Essentially, it is a vested interest by both the publisher and the author. At times, an agent is involved to help the hybrid publisher and author meet. Whereas, some hybrid publishers don’t require an agent.
A few Hybrid Publishers to choose from are Boyle & Dalton, Hugo House Publishers, and She Writes Press.
(Also called “Indie Publishing”)
No manuscript vetting is needed because the author is hiring the publisher rather than the publisher accepting the author.
Essentially, this is self-publishing with someone (the publisher) doing the work for the author. While a flat fee may be incurred, the expense is usually a pay per service, from editing to design to marketing, and everything else—each to-do-item comes with its own price to be added to the bill of sale.
Dog-Ear Publishing is one Vanity Publisher.
In this case, you, the author is the publisher. You are in control and responsible for managing everything. There is no publisher to hire or to accept an offer from, other than yourself.
I hope this helps you build upon your knowledge. Alongside writing my manuscript, I’ve invested time, energy, and even at times money (classes, webinars) to become as informed as I possibly can. I’ve also gained friendships among writers, editors, and those in the publishing industry through this investment.
As an informed writer, I am confident in my choice of which type of publisher to enter into a relationship with. How about you? What could be your best fit out of the wealth of choices afforded us?
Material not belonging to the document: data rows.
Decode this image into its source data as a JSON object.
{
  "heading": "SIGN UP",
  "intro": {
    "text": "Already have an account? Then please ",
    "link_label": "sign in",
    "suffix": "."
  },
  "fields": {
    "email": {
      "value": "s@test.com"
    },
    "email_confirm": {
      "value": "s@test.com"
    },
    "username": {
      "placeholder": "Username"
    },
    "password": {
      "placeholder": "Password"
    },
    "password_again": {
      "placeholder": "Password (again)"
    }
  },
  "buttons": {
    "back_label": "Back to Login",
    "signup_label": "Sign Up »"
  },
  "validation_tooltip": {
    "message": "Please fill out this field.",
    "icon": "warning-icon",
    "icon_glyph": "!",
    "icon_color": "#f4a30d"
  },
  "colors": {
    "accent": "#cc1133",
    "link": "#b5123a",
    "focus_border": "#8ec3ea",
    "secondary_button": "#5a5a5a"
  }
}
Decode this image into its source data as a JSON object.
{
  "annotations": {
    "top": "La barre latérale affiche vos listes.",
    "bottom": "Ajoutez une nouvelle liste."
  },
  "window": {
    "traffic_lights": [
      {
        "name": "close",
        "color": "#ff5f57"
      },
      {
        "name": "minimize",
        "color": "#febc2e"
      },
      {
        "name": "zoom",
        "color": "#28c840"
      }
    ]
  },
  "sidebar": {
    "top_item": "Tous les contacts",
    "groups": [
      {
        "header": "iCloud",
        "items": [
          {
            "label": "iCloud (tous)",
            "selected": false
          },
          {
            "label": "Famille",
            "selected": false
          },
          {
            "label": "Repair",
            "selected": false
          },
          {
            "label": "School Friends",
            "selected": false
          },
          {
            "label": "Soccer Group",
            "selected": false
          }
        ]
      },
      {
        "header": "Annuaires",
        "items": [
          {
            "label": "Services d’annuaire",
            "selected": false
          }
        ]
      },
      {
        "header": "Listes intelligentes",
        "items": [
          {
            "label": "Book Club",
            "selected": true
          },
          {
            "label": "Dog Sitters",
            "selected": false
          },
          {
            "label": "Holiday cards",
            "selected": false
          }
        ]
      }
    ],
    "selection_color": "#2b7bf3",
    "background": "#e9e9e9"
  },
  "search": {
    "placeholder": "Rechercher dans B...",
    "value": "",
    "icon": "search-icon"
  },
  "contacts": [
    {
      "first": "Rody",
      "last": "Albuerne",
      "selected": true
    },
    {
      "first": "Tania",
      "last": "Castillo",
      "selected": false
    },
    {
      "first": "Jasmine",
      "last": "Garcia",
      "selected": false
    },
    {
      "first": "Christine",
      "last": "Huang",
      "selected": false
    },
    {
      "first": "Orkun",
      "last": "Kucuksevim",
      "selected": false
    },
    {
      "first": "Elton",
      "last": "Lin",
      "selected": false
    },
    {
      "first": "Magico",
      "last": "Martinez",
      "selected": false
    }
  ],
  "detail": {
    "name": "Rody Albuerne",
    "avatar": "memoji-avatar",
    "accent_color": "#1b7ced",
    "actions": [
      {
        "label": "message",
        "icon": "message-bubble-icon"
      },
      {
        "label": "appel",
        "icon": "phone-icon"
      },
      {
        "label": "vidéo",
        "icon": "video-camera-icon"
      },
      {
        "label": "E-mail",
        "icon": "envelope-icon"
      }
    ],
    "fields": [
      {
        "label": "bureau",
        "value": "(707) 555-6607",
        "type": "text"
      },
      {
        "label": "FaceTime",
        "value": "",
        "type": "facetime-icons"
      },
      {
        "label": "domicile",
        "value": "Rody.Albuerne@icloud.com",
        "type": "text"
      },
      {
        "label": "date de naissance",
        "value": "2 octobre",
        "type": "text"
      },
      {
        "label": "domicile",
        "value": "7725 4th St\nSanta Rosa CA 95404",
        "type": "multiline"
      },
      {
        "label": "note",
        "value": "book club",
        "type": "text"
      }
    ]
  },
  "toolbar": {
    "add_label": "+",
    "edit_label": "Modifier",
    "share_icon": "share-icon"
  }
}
This post has been revised and was first published on 10/29/17 at Blogging my Writing Journey, found at NovElle.blogspot.com.